Take the Cabernet Franc IGP Loire, Domaine du Moulin Camus 2019 for example. Some might call it a ‘house red’, an everyday wine. But there is more to it than meets the eye – or rather – the palate. It’s perhaps unusual to find a fine example of the Cabernet Franc grape planted so far west of the region, where Muscadet dominates. Yet this is exactly what François Boulanger, the winemaker, has done, adding a Cabernet Franc to its range of wines and selecting a schist-based soil that gives the wine a notable gravelly texture, yet manages to retain freshness, fruit and varietal definition. If this was an experiment, well, it has turned out to be a very successful one. This wine has a bit of an attitude: punchy flavours of wild berries and black cherries, leafy tobacco notes and a soft, plush palate. Great at room temperature but even better gently chilled – the perfect accompaniment to charcuterie.
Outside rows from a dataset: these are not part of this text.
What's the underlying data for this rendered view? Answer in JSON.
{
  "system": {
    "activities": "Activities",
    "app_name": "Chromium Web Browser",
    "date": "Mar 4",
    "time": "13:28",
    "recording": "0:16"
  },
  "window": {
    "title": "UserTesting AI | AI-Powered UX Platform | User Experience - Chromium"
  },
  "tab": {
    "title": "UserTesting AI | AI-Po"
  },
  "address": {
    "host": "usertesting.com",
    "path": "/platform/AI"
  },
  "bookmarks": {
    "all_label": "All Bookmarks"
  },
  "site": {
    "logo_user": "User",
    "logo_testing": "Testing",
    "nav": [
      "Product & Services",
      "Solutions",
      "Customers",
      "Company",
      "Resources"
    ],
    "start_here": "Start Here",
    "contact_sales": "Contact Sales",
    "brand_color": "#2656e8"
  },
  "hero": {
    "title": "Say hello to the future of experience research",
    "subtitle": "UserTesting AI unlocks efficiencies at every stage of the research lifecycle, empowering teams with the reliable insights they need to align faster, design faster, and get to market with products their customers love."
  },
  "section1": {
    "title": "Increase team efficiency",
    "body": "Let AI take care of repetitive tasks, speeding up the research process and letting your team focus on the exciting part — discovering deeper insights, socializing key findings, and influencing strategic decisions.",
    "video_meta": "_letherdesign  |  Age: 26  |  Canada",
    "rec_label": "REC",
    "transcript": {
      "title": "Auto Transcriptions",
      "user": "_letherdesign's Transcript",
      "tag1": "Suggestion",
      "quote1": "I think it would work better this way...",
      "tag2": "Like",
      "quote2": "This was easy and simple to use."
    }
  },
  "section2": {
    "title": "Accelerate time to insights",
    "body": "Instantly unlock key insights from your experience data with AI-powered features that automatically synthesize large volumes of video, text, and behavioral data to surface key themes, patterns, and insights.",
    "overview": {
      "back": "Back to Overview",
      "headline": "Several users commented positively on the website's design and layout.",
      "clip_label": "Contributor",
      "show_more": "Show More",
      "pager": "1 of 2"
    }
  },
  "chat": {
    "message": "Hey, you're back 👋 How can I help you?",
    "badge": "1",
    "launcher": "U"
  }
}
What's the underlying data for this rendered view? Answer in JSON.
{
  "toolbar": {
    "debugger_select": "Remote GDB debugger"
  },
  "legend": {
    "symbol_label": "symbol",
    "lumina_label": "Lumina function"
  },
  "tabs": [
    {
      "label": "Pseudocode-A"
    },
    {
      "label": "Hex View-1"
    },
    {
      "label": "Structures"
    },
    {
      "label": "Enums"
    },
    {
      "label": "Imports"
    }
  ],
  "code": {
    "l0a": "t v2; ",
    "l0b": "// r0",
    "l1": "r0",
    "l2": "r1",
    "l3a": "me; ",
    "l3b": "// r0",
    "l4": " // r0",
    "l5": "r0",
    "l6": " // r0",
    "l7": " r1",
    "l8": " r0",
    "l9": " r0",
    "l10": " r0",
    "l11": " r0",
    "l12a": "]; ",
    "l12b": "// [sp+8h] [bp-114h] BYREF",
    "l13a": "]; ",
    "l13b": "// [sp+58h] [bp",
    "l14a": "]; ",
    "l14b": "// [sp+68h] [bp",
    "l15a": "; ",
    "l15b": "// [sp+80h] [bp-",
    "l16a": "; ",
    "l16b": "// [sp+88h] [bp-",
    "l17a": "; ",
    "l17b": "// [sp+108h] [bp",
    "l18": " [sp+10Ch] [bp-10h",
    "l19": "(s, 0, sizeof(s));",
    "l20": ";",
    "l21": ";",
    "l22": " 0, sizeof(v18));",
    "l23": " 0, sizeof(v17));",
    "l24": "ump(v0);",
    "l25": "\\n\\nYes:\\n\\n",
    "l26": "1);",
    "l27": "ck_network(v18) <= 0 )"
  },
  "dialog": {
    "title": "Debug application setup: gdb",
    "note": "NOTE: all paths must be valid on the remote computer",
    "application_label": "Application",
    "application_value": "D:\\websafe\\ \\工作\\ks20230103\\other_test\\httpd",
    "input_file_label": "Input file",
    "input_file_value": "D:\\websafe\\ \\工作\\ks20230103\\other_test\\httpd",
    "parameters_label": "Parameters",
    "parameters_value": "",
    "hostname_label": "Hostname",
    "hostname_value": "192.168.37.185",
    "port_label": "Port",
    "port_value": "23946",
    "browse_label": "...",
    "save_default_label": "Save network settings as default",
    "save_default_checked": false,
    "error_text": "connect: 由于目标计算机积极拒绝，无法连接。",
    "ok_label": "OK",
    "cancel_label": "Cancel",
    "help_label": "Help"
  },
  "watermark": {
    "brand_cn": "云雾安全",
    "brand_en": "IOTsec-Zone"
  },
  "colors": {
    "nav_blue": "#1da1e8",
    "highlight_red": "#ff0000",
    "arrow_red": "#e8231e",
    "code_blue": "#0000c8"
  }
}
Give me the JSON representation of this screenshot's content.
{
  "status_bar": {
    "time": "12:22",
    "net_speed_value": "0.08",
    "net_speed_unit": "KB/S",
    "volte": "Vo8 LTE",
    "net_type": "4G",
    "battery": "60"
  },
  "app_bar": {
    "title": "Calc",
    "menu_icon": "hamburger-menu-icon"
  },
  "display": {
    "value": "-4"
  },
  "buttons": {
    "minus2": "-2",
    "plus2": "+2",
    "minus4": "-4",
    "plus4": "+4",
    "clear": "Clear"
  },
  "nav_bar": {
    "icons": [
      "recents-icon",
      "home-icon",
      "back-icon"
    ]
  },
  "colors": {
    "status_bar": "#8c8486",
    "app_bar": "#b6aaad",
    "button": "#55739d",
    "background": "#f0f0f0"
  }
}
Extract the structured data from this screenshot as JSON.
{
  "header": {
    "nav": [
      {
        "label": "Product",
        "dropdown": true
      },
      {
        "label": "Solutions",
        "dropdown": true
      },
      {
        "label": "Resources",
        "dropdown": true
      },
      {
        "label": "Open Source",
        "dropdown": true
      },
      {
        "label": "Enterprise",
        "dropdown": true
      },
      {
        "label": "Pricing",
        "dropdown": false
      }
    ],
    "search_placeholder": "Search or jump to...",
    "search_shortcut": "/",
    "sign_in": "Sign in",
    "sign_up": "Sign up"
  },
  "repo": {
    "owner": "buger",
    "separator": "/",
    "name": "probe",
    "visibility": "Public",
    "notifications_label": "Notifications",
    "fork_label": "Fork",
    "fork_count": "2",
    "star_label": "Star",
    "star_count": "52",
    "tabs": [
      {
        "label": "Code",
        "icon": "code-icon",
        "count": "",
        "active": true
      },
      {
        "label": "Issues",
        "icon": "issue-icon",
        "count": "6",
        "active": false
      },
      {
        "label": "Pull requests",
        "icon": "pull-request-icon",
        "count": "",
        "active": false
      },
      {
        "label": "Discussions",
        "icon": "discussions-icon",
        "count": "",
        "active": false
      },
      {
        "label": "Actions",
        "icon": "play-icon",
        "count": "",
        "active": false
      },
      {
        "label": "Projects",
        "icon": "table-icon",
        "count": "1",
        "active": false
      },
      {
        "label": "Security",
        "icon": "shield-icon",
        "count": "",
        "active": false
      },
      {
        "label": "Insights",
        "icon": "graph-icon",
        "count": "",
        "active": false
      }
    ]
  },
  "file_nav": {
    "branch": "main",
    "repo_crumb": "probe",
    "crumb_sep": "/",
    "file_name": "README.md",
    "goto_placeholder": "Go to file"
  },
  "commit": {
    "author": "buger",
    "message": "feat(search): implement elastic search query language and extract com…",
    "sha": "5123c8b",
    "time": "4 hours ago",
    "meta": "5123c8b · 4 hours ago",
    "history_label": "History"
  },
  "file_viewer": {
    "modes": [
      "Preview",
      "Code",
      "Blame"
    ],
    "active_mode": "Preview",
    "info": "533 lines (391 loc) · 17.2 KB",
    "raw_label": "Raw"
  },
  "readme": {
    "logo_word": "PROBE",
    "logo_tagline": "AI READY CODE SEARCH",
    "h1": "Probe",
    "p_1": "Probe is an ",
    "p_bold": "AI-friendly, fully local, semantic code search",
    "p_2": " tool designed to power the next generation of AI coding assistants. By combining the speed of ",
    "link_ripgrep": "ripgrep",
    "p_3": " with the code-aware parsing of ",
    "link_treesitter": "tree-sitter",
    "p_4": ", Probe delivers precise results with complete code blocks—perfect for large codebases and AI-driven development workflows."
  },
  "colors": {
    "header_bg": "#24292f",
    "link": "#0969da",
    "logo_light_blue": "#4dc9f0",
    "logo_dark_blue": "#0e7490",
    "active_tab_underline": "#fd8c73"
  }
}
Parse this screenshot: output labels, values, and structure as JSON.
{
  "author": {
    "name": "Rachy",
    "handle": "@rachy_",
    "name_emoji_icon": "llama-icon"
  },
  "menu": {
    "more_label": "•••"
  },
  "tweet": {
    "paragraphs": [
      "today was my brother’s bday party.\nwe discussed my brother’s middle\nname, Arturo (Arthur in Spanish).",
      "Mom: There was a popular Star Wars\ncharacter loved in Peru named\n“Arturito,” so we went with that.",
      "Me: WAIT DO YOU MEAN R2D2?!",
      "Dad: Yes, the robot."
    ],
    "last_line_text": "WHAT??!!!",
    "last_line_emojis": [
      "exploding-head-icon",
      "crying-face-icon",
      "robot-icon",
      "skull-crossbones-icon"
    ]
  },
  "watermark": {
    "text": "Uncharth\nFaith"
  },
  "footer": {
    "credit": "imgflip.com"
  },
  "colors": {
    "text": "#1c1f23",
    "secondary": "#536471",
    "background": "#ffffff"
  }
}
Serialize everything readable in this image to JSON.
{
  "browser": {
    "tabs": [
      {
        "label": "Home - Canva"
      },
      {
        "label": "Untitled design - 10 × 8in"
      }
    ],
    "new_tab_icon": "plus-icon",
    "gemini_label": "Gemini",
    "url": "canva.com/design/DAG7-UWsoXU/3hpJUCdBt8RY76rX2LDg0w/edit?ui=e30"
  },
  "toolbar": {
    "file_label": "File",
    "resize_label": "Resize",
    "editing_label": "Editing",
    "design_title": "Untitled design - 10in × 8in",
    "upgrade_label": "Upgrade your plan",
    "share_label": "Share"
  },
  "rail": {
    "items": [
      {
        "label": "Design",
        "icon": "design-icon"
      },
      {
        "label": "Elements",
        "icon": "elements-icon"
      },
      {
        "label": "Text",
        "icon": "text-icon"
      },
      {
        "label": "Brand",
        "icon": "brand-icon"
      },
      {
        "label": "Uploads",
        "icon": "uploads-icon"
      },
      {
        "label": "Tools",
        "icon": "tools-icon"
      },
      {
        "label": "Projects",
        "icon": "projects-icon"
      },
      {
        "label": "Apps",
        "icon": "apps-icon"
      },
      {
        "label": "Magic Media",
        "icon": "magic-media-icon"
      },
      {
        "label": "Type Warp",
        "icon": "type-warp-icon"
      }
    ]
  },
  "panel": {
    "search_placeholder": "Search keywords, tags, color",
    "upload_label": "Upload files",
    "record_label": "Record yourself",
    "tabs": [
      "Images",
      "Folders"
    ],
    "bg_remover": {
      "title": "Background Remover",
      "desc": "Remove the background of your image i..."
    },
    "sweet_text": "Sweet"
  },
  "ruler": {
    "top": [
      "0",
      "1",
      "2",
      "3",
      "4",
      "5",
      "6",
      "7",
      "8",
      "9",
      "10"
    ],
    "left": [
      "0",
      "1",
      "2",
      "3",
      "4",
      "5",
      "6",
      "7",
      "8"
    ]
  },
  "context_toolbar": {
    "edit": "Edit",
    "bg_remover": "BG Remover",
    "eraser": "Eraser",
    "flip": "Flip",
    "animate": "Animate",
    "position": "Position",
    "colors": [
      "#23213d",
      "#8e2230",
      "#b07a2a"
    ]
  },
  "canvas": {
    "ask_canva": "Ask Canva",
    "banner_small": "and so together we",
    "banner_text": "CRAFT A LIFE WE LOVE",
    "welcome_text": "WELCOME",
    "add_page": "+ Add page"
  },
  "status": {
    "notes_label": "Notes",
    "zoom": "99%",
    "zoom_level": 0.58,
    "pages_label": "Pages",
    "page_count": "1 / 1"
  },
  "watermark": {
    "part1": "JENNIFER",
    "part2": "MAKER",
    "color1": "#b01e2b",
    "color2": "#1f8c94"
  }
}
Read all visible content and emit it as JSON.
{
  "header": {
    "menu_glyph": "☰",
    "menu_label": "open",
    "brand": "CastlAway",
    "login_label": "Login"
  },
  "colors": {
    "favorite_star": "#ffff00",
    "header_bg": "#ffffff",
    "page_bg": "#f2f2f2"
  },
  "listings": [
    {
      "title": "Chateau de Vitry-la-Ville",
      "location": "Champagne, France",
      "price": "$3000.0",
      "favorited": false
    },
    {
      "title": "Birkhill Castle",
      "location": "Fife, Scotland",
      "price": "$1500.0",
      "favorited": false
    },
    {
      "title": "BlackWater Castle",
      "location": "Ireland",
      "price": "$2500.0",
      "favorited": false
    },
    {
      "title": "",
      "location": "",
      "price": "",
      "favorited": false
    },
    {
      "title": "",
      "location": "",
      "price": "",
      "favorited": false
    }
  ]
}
Boulanger’s new and experimental ideas in winemaking treat us to another surprise. Here we have a Gamay IGP Loire, Domaine Moulin Camus 2019. Like its sibling the Cabernet Franc, this grape, synonymous with Beaujolais, should not be grown here! But it is. And very successfully too, on schist soil. The result is dense morello cherries and Victoria plum flavours, a juicy palate but none of the acidity you find in less expensive Gamays. Fresh and juicy, this wine is made to be enjoyed with a BBQ but is equally satisfying slightly chilled at any time.
Continuing our journey of discovery along the Loire River, we come across the Saumur-Champigny appellation in the heart of the Loire Valley. It encompasses 1500 hectares of vineyards and here, the Cabernet Franc grape is in its own element. In general, the wines have a crisp acidity and vibrant fruit flavours, thanks to a very special sub-soil called ‘tuffeau’ – a type of limestone typical of the Loire. Notably, the Saumur-Champigny appellation can only be used for red wine production, so when you find a wine like Domaine de Rocheville, Saumur-Champigny ‘Le Page’ 2018, you want to stop and take notice. From one of the newest and most up-and-coming estates in the area, the winery was established in 2004 by Philippe and Agnès Porché. Previously run as a cooperative, the winery now boasts state-of-the-art wine making facilities. ‘Le Page’ is an outstanding Loire red. Dry, medium bodied, with lots of black fruit, cherry and cedar notes and fine tannins. With a touch of spice on the finish, the wine is fruit forward, it is not oaked and retains its fresh elegance.
The eminent wine critic Michael Broadbent once said: ‘Drinking good wine with good food in good company is one of life’s most civilised pleasures’ – find your own civilised pleasure at winetrust.co.uk